• **Task to carry out**: Copy out every line of the data where the word "Show" is found.
((
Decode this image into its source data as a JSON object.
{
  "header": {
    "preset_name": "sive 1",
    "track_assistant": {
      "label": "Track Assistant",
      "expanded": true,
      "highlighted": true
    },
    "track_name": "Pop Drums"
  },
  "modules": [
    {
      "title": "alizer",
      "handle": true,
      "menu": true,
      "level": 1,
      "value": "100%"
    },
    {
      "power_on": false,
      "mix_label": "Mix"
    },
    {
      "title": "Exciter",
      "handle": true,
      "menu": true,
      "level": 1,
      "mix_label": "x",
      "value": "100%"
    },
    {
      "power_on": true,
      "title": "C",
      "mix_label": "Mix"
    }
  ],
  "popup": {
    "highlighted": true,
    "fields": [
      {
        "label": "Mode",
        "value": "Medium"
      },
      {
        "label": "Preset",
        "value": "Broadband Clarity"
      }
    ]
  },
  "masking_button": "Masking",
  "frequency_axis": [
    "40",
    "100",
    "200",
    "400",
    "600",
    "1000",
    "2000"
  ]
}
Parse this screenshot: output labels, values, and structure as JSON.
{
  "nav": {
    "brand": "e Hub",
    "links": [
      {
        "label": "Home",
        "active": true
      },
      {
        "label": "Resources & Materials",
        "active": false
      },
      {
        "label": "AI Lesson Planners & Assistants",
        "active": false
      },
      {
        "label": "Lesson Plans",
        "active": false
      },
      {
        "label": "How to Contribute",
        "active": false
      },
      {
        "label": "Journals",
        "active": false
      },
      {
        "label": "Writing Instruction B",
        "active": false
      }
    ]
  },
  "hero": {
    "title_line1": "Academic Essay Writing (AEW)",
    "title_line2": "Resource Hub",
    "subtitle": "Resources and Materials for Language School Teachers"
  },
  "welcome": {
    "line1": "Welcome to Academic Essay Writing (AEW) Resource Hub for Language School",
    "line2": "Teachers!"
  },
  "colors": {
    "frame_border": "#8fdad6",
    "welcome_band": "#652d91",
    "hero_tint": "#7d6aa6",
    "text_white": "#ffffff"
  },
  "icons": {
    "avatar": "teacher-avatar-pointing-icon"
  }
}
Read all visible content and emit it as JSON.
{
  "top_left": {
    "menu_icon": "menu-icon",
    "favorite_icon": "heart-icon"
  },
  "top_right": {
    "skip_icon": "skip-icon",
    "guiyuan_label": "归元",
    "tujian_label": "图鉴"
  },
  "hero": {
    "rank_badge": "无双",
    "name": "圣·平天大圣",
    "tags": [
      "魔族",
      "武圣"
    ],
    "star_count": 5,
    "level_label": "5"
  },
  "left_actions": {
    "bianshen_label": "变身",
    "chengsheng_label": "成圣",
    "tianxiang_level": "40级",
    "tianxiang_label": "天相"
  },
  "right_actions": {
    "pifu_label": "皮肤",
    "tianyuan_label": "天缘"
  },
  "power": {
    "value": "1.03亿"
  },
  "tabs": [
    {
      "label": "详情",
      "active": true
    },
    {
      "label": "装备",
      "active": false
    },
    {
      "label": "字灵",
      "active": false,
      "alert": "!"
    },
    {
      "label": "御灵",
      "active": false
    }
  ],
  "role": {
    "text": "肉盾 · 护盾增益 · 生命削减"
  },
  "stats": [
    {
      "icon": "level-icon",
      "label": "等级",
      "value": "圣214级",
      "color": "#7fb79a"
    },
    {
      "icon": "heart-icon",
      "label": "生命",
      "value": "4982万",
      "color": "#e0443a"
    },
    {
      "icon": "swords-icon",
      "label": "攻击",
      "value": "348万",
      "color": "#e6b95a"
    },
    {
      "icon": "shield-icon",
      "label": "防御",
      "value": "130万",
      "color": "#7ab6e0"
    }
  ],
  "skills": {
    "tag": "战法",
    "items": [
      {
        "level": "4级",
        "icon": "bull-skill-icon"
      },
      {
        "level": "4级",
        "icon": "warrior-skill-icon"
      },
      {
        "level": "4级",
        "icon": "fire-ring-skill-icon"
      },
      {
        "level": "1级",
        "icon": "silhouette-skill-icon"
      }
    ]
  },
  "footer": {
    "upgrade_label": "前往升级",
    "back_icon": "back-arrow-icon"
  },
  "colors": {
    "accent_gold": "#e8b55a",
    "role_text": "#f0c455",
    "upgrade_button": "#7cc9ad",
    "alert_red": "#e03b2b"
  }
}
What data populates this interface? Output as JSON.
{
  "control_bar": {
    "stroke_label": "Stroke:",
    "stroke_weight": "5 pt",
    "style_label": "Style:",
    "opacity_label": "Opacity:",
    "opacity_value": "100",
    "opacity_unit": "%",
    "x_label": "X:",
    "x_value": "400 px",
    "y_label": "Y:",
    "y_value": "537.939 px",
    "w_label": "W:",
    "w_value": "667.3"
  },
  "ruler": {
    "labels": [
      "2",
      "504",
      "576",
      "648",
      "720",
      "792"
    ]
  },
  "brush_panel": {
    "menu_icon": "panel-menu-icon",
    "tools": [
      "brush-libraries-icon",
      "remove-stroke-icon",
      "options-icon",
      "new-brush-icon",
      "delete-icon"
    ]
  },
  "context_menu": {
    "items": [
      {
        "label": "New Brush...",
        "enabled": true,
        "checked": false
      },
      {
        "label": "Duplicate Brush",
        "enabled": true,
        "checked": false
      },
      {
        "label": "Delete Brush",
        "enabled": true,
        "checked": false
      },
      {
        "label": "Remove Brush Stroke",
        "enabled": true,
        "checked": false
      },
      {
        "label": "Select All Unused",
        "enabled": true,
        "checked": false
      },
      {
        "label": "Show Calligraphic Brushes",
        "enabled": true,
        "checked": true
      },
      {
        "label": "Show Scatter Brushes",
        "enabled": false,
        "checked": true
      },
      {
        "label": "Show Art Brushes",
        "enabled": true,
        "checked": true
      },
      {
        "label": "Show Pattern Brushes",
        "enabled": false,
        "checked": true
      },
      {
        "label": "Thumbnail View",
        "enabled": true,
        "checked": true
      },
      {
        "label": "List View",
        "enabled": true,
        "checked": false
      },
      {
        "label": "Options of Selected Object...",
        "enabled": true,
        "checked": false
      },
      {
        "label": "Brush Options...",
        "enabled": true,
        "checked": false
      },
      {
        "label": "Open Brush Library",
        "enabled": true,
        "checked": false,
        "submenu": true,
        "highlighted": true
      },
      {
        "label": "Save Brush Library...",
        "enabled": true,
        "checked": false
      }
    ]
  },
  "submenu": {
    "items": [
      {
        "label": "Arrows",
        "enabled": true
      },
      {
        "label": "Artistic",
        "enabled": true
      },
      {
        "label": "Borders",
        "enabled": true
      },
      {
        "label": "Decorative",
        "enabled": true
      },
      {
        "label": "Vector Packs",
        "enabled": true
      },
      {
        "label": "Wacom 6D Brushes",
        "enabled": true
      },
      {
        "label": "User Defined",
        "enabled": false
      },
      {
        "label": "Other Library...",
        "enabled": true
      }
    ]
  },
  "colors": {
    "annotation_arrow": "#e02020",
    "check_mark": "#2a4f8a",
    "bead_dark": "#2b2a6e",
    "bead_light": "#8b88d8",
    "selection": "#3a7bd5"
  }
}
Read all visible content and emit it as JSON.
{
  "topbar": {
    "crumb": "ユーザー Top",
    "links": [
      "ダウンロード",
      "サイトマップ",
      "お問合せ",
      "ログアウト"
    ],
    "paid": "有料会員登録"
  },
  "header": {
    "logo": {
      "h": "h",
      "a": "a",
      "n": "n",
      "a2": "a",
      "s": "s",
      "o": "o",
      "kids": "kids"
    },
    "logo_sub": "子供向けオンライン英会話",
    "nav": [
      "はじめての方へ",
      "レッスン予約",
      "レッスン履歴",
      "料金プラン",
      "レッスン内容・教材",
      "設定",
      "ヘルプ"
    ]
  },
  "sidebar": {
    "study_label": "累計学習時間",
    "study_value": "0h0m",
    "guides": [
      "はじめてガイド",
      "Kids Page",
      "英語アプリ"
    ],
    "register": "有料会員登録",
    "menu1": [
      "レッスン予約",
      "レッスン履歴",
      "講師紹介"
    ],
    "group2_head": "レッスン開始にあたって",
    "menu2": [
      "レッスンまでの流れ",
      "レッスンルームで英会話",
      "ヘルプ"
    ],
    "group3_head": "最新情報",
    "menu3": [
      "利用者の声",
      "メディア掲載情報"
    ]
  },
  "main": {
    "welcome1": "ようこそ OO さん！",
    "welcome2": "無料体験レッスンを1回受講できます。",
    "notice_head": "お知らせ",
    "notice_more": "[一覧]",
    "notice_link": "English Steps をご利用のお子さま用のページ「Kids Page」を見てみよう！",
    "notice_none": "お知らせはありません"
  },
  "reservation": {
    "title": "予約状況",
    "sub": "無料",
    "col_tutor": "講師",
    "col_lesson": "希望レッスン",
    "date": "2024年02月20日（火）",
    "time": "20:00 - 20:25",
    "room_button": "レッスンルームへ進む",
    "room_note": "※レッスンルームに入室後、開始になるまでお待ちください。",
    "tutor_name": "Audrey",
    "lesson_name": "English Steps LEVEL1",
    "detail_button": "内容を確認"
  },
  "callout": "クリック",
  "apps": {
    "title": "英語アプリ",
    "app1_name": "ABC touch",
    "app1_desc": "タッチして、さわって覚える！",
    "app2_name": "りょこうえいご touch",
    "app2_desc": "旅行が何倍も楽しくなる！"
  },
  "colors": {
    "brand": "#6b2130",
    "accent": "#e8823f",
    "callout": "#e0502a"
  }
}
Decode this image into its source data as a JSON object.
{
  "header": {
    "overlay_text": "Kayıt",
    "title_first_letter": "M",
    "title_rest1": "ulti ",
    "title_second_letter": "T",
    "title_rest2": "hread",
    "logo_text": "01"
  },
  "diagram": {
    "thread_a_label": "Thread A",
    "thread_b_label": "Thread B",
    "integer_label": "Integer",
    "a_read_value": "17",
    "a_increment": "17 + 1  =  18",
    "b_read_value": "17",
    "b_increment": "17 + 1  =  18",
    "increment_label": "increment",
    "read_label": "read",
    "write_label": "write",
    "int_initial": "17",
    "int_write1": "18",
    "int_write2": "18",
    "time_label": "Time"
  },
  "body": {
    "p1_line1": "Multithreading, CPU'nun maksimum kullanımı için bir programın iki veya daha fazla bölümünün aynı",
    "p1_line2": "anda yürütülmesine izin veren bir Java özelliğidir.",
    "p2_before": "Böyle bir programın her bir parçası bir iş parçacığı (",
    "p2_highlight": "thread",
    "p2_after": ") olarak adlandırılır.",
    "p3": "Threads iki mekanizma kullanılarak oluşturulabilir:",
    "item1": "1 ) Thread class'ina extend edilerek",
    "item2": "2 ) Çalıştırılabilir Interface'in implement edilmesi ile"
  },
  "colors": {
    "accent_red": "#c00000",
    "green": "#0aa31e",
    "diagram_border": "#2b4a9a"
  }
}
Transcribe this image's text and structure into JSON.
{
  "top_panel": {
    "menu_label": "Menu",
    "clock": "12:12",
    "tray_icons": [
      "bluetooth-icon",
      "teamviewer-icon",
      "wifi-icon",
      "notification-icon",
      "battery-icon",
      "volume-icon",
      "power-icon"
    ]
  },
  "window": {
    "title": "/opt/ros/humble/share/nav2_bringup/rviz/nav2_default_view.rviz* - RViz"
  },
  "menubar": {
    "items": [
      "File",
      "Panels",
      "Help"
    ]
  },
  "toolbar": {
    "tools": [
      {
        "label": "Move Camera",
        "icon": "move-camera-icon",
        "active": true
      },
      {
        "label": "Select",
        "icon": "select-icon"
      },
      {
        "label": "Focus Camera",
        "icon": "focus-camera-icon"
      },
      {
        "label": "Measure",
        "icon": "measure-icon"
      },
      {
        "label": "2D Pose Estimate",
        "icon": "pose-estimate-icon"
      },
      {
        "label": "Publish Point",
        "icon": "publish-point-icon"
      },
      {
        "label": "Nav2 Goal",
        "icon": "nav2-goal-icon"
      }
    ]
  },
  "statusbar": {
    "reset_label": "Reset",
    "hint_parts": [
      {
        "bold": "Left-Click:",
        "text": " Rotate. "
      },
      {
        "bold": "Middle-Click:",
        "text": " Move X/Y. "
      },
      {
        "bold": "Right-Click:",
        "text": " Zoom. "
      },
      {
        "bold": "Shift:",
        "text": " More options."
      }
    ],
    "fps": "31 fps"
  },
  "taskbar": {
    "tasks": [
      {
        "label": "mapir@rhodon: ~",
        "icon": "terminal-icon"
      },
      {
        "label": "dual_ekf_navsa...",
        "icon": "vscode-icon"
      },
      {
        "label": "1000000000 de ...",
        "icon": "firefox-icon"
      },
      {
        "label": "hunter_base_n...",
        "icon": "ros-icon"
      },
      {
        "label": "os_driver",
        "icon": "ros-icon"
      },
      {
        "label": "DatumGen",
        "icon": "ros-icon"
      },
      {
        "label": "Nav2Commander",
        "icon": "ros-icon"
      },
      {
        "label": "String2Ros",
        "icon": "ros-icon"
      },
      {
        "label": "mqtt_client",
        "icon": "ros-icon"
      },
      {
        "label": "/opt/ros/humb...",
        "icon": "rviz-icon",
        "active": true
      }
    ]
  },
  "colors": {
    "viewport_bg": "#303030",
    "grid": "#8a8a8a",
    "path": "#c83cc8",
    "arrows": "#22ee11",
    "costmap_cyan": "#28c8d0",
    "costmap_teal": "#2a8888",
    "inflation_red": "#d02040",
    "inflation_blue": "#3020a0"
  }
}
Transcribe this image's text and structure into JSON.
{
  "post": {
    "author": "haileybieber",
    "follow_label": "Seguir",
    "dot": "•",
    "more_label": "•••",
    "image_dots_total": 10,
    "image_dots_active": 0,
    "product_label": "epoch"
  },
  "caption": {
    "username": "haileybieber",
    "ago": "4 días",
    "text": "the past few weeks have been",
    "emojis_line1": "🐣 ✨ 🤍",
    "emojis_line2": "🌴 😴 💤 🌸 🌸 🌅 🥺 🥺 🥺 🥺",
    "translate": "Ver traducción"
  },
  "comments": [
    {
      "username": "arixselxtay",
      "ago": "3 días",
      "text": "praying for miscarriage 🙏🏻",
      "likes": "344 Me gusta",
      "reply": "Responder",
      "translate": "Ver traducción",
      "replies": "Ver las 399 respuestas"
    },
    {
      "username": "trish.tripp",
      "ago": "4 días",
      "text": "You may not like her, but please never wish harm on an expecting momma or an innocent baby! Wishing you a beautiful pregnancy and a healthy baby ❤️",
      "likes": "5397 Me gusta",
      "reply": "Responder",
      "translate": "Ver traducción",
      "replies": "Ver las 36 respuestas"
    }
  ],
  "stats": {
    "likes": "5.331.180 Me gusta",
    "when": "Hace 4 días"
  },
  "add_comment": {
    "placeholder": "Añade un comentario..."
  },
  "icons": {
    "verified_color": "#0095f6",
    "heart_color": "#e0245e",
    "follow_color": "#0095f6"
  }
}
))
• **Solution to this exercise**:
        "label": "Show Calligraphic Brushes",
        "label": "Show Scatter Brushes",
        "label": "Show Art Brushes",
        "label": "Show Pattern Brushes",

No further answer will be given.